10 ways to make your website Google friendly: Tips from Google’s chief technology advocate
Making your business Google friendly so it gets picked up by Google’s search engines is “pretty easy actually”, according to Google’s chief technology advocate Michael Jones.
Jones was previously chief technologist of Google Maps, Earth, and Local Search, the teams responsible for providing location intelligence and information in global context to users worldwide.
Now as the search engine’s chief technology advocate, Jones is constantly travelling the world meeting and speaking with governments, businesses, partners and customers about Google’s mission and technology.
Jones spoke to SmartCompany from the United States ahead of his upcoming visit to Australia for the Ci2012 conference.
Here are Jones’ 10 tips to make your business Google friendly:
1. Create popular content
Despite all the advice that is out there about search engine optimisation, Jones says “the real advice is to be popular”.
According to Jones you need to ask yourself a few simple questions about your business’ website.
“Why would somebody come to your website? Why would they spend time there? Why would they recommend it to their friends? Why would they bookmark it?”
“The way you get ranked more highly is to have a genuine interest in other people,” he says.
For example, Jones says if a florist wanted to be ranked higher than other florists, the florist should have a section on its website’s front page that showed a new floristry tip every day.
“That would certainly cause your relevance to shoot up in Google without any strange or unnecessary activities, you'd just be more popular, and people would come to your site more often,” he says.
2. Don’t bother so much about using key words
As Google and other search engines get smarter Jones say they are getting closer and closer to being able to tell what a website is about without being told through key words.
“It seems you can say that this science of trying to optimise the webpage so we'll notice you – we will notice you, so will everybody else that searches websites,” he says.
“The question is how good are we at understanding what you're saying?”
Jones admits “we're not perfect” and says, “I do think sometimes there are subtleties in websites that are hard for search engines to understand.”
But he says Google is getting better at recognising things like pictures on websites without having to be told what the pictures are about through key words.
“All the ongoing upgrades to Google Panda mean that in designing a website and trying to figure out what we want to see, it has less effect,” he says.
“So the truth is it's more important to just make your website a good one.”
3. The need for speed
A business website has to be easy to find but it also has to be easy to load, according to Jones.
“We've started punishing websites a little bit on ranking if they're slow to load,” he says.

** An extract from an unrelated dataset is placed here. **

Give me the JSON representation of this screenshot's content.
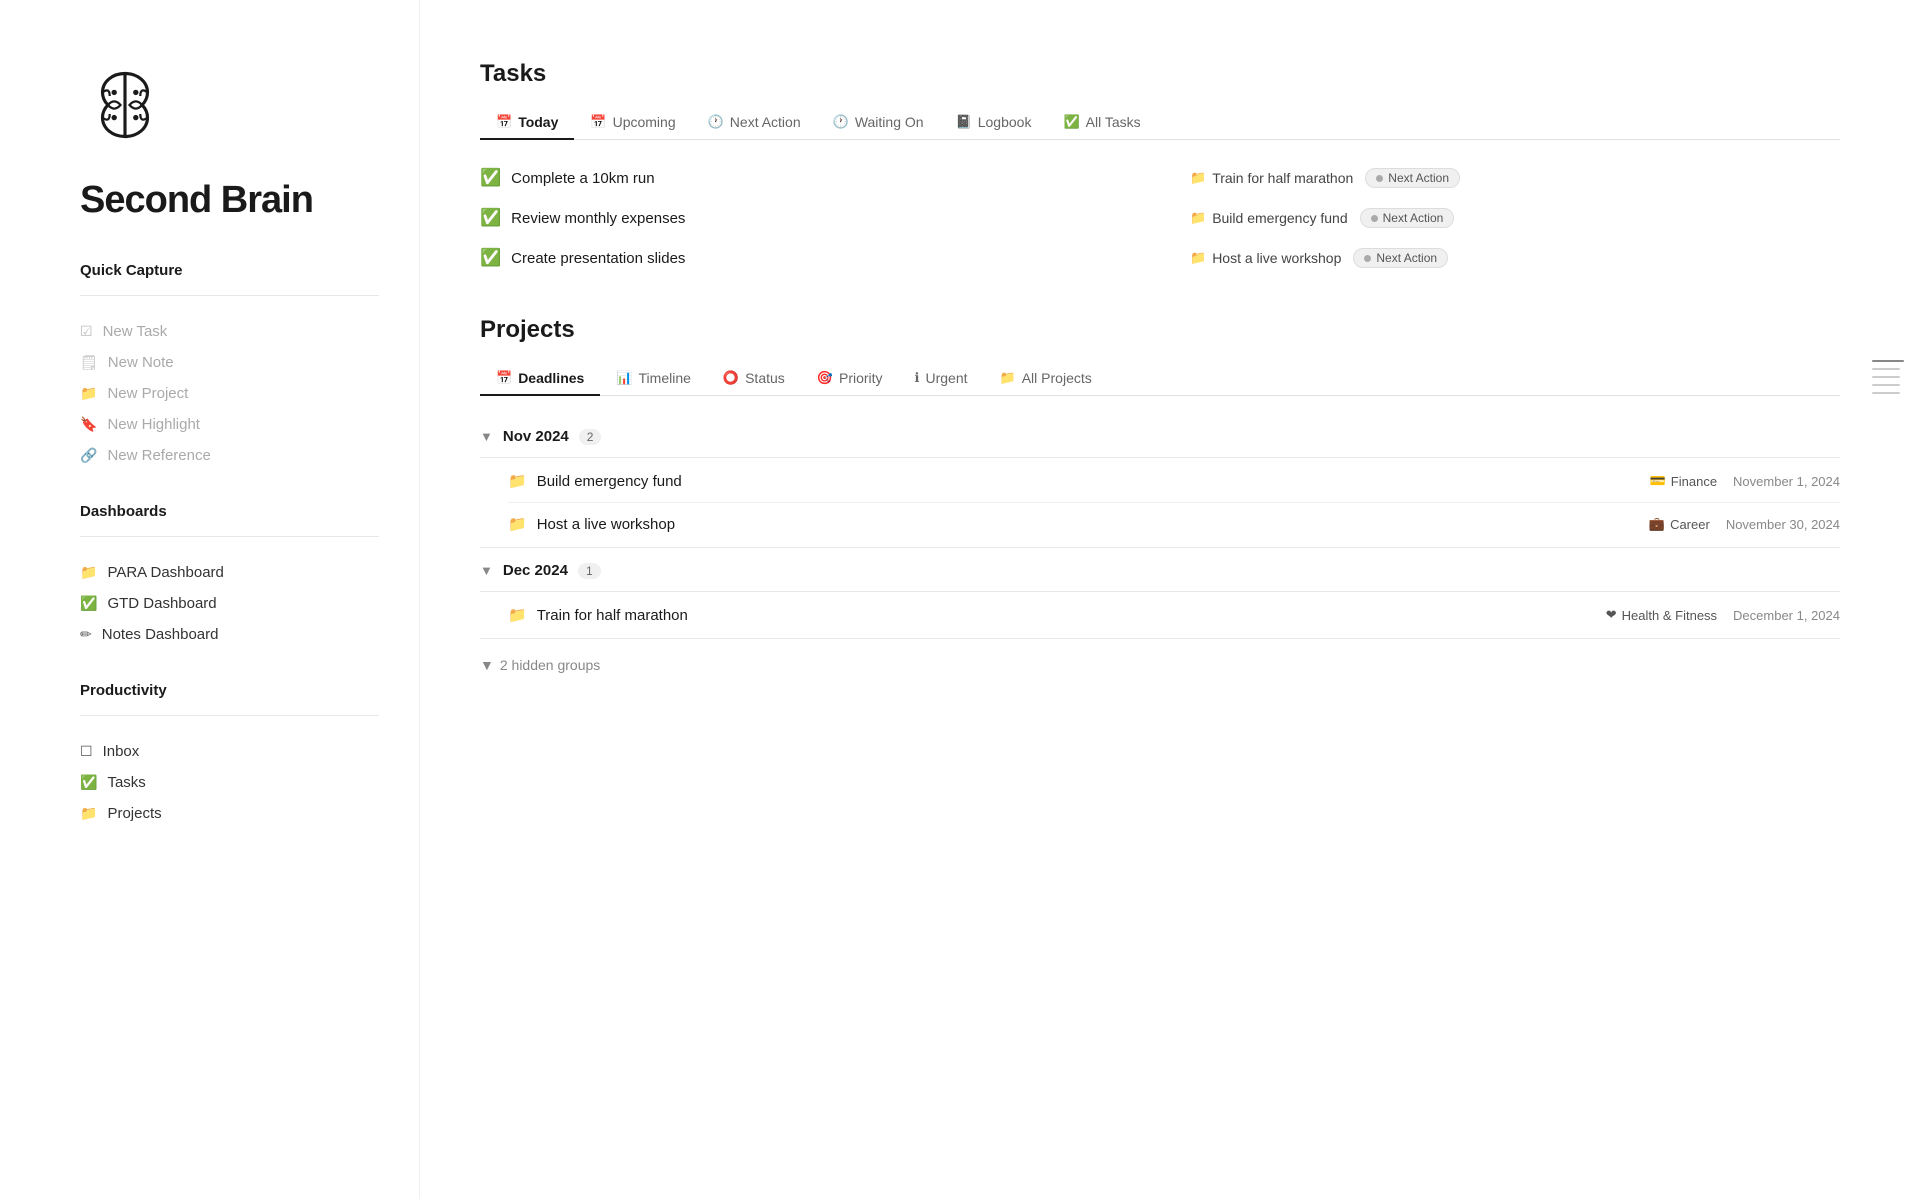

“So if you have an underpowered computer and you own a website, you might want to upgrade your computer server so it responds quickly to users.

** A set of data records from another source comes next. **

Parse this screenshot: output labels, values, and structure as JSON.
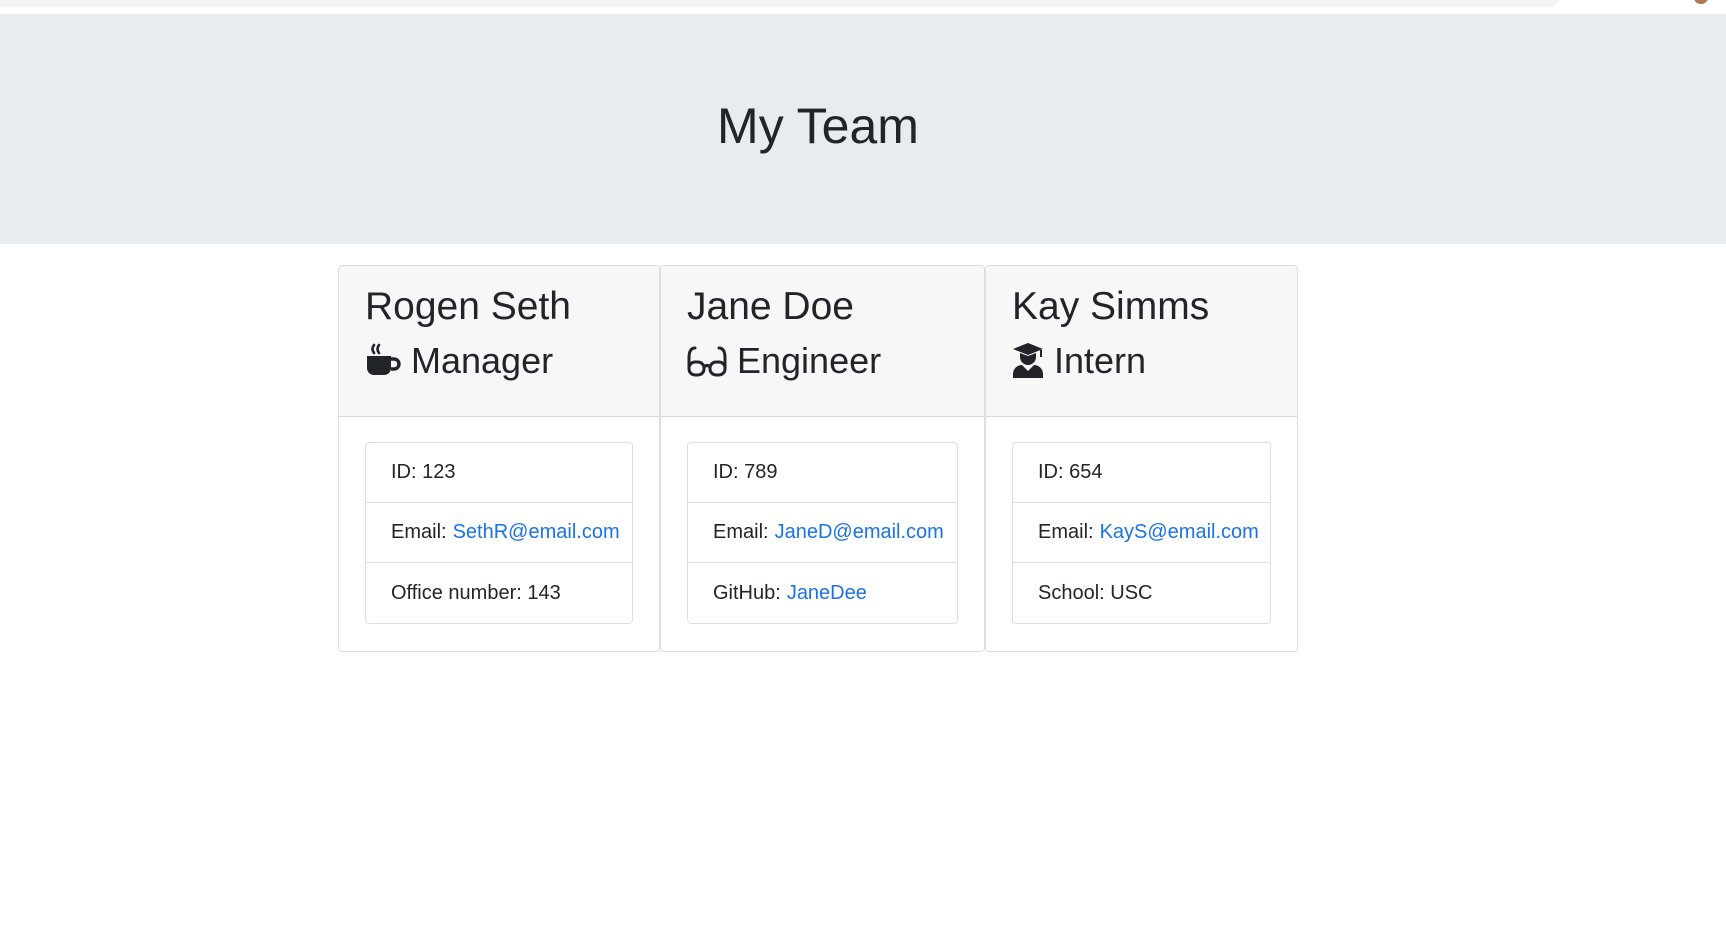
{
  "header": {
    "title": "My Team"
  },
  "employees": [
    {
      "name": "Rogen Seth",
      "role": "Manager",
      "icon": "coffee-mug-icon",
      "id_text": "ID: 123",
      "email_label": "Email:",
      "email": "SethR@email.com",
      "extra_label": "Office number: 143",
      "extra_link": ""
    },
    {
      "name": "Jane Doe",
      "role": "Engineer",
      "icon": "glasses-icon",
      "id_text": "ID: 789",
      "email_label": "Email:",
      "email": "JaneD@email.com",
      "extra_label": "GitHub:",
      "extra_link": "JaneDee"
    },
    {
      "name": "Kay Simms",
      "role": "Intern",
      "icon": "graduate-icon",
      "id_text": "ID: 654",
      "email_label": "Email:",
      "email": "KayS@email.com",
      "extra_label": "School: USC",
      "extra_link": ""
    }
  ],
  "colors": {
    "jumbotron": "#e9ecef",
    "link": "#1a73e8",
    "card_header": "#f7f7f7"
  }
}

4. Use localised cues
With more and more users accessing the internet through mobile devices, Jones says localised information is going to become increasingly important on business websites.
“If you use Google Maps on a smartphone the map not only knows all about Australia, but it also knows about the businesses in Australia where you are,” says Jones.
“So you might find that we could give you information you would not otherwise find, or we would not be able to tell you if we weren't there with you.”
He gives the example of typing in “Where is the best restaurant?” when you are standing in Darling Harbour and the question could be the best in Australia or in Darling Harbour, but because Google can tell you are in Darling Harbour it can give more guidance.
“There are a lot of things like that, so the use of location to guide searching, the use of patterns or time of day to guide searches are a lot more intelligent in the search process,” says Jones.
He says Google is going to continue taking users behaviour into account when searching. So if a user is at the Sydney Opera House walking towards a water taxi, in the future, Google could presume that you are thinking about taking a water taxi and will show you the water taxi schedule.
“Maybe you don't have to search for it,” he says.
“Maybe when a person is walking toward the ferry, maybe we should tell them about the ferry schedule.
“If they stop on a street corner maybe we should tell them where the nearest taxi stand is.
“It's reasonable, I think, to have us guess at what you might want to know, and right now we try to guess at the best answer to what you could ask for.”
Jones says there is a difference between those two concepts but he thinks the difference will be met through mobile search.
5. Pay attention to what users are saying online about your business
There’s an increasing trend by Google to integrate information posted by users online into its listings, evident in Google’s acquisition of restaurant listing business Zagat and travel listing business Frommer’s.
“The big news in local searching is trying to get information from customers about businesses and guide future customers about those same businesses,” says Jones.
This means that when you perform a search on a restaurant you have something to guide your selection criteria. That includes the Google web ranking, which Jones says is not about the pages that Google likes, it's about the pages that Google has found from internet users across the world.
“So a way to get access to that data is a way to help Google Maps users that contribute to that data, and whatever our users discover adds to that, for everybody's convenience,” he says.
He gives the example of a user hiking in New Zealand and Google using information from Frommer’s to give details of a side trip to go and see a waterfall.
“Those aren't always things that Google has any way to find out, other than to have Google users tell us so that we can tell you,” Jones says.